Perhaps your taste runs to Atlantic Canadian stories like Amazing Grace (Lesley Crewe) or Keeper of Tides (Beatrice MacNeil) with themes of ageing, remembering and atonement. If so, you’ll like Before I Sail Away, too. Then again, if you’re a history buff and enjoy the everyday details of bygone Canadian life that have been drawn so well in books like The Forgotten Home Child (Genevieve Graham) or Few and Far (Allison Kydd), there is room between the covers of Before I Sail Away for you.

Keep checking back. I’ll be sure to announce when and where you’ll be able to buy it.

Short Story Collection

While working on my novel, I read a lot of books on writing by authors who purport to know how to do it. Many advised that, before one can hope to write a good novel, one must first write a good short story.

Teacher and Students of West Covehead School (c. 1922)

So, I started creating short stories. Some are the ones you see on the “Fiction” page (click here). They are part of a growing collection. When complete, it will serve as a tiny-yet-fascinating window into early 20th Century life in Maritime Canada. It follows a group of people loosely connected by blood, love or circumstance and spread between Nova Scotia and Prince Edward Island. It is mostly inspired by stories I heard as a child, while my father (centre front in photo) and the visitor of the moment passed their time smoking pipes and drinking tea (or something stronger) in the kitchen of our old farm house.

As you read this, I labour earnestly to make them into a publishable collection.

The Meaning of Forever Project

Since January of 2016, my friend Joan Olinger and I have been enjoying a labour of love called The Meaning of Forever Project. Initially a drive to collect stories that would eventually form a book about others’ comforting experiences with loved ones who have passed away, the project evolved into a four-year (and counting) blog.

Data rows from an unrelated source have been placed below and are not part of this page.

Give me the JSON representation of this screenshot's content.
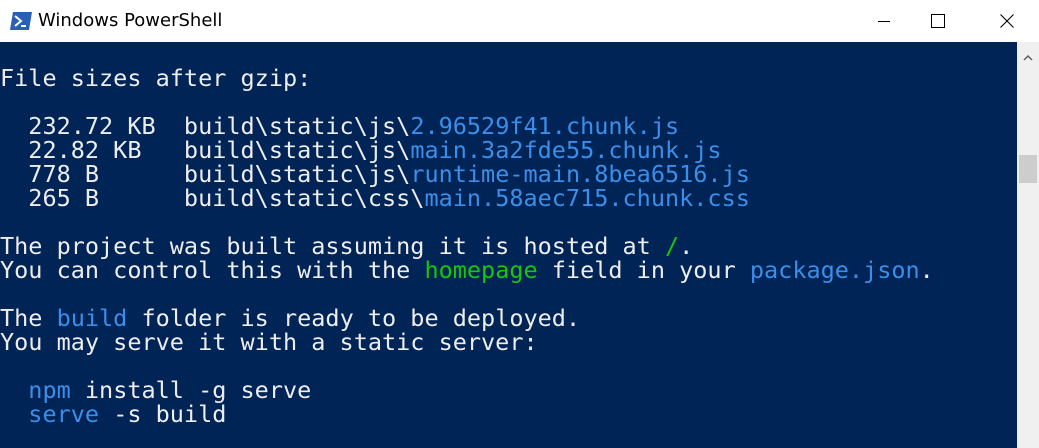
{
  "window": {
    "title": "Windows PowerShell"
  },
  "colors": {
    "background": "#012456",
    "foreground": "#ededed",
    "accent_blue": "#3b8eea",
    "accent_green": "#16c60c"
  },
  "terminal": {
    "lines": [
      [
        {
          "t": "File sizes after gzip:"
        }
      ],
      [],
      [
        {
          "t": "  232.72 KB  build\\static\\js\\"
        },
        {
          "t": "2.96529f41.chunk.js",
          "c": "blue"
        }
      ],
      [
        {
          "t": "  22.82 KB   build\\static\\js\\"
        },
        {
          "t": "main.3a2fde55.chunk.js",
          "c": "blue"
        }
      ],
      [
        {
          "t": "  778 B      build\\static\\js\\"
        },
        {
          "t": "runtime-main.8bea6516.js",
          "c": "blue"
        }
      ],
      [
        {
          "t": "  265 B      build\\static\\css\\"
        },
        {
          "t": "main.58aec715.chunk.css",
          "c": "blue"
        }
      ],
      [],
      [
        {
          "t": "The project was built assuming it is hosted at "
        },
        {
          "t": "/",
          "c": "green"
        },
        {
          "t": "."
        }
      ],
      [
        {
          "t": "You can control this with the "
        },
        {
          "t": "homepage",
          "c": "green"
        },
        {
          "t": " field in your "
        },
        {
          "t": "package.json",
          "c": "blue"
        },
        {
          "t": "."
        }
      ],
      [],
      [
        {
          "t": "The "
        },
        {
          "t": "build",
          "c": "blue"
        },
        {
          "t": " folder is ready to be deployed."
        }
      ],
      [
        {
          "t": "You may serve it with a static server:"
        }
      ],
      [],
      [
        {
          "t": "  "
        },
        {
          "t": "npm",
          "c": "blue"
        },
        {
          "t": " install -g serve"
        }
      ],
      [
        {
          "t": "  "
        },
        {
          "t": "serve",
          "c": "blue"
        },
        {
          "t": " -s build"
        }
      ]
    ]
  }
}
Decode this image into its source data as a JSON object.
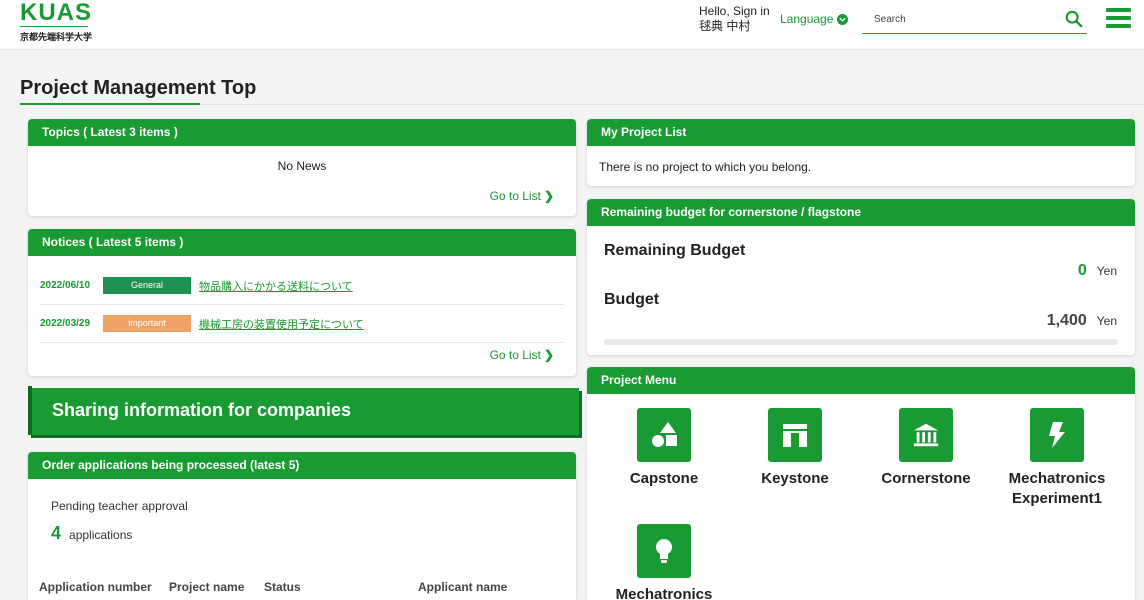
{
  "header": {
    "logo_text": "KUAS",
    "logo_sub": "京都先端科学大学",
    "greeting_line1": "Hello, Sign in",
    "greeting_line2": "毬典 中村",
    "language_label": "Language",
    "search_placeholder": "Search"
  },
  "page": {
    "title": "Project Management Top"
  },
  "topics": {
    "title": "Topics ( Latest 3 items )",
    "empty_text": "No News",
    "goto_label": "Go to List"
  },
  "notices": {
    "title": "Notices ( Latest 5 items )",
    "items": [
      {
        "date": "2022/06/10",
        "badge": "General",
        "text": "物品購入にかかる送料について"
      },
      {
        "date": "2022/03/29",
        "badge": "important",
        "text": "機械工房の装置使用予定について"
      }
    ],
    "goto_label": "Go to List"
  },
  "sharing": {
    "label": "Sharing information for companies"
  },
  "orders": {
    "title": "Order applications being processed (latest 5)",
    "pending_label": "Pending teacher approval",
    "pending_count": "4",
    "pending_unit": "applications",
    "columns": [
      "Application number",
      "Project name",
      "Status",
      "Applicant name"
    ]
  },
  "my_projects": {
    "title": "My Project List",
    "empty_text": "There is no project to which you belong."
  },
  "budget": {
    "title": "Remaining budget for cornerstone / flagstone",
    "remaining_label": "Remaining Budget",
    "remaining_value": "0",
    "budget_label": "Budget",
    "budget_value": "1,400",
    "currency": "Yen",
    "used_fraction": 0
  },
  "project_menu": {
    "title": "Project Menu",
    "items": [
      {
        "label": "Capstone",
        "icon": "shapes-icon"
      },
      {
        "label": "Keystone",
        "icon": "arch-icon"
      },
      {
        "label": "Cornerstone",
        "icon": "institution-icon"
      },
      {
        "label": "Mechatronics Experiment1",
        "icon": "bolt-icon"
      },
      {
        "label": "Mechatronics",
        "icon": "lightbulb-icon"
      }
    ]
  },
  "colors": {
    "accent": "#1a9a33",
    "badge_general": "#1f8f52",
    "badge_important": "#f0a266"
  }
}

The inspiration for the title comes from the idea that not many of us really think about what we mean when we tell someone we will love them forever. Captivated by the question, “Does forever love even exist?” Joan and I set out to answer it in the affirmative, and the stories we have collected bear this out: True love does not die, no matter what happens to the physical body.

Have a look at our blog and see what you think. If you feel like submitting a story of your own, we’d love to see it. You can email us at, contact us through our Facebook page, or write a comment on our blog.

Photos: Featured Fishing Shacks – Brian McInnis; Teacher and students of West Covehead School c. 1922 – Beairsto Family Collection.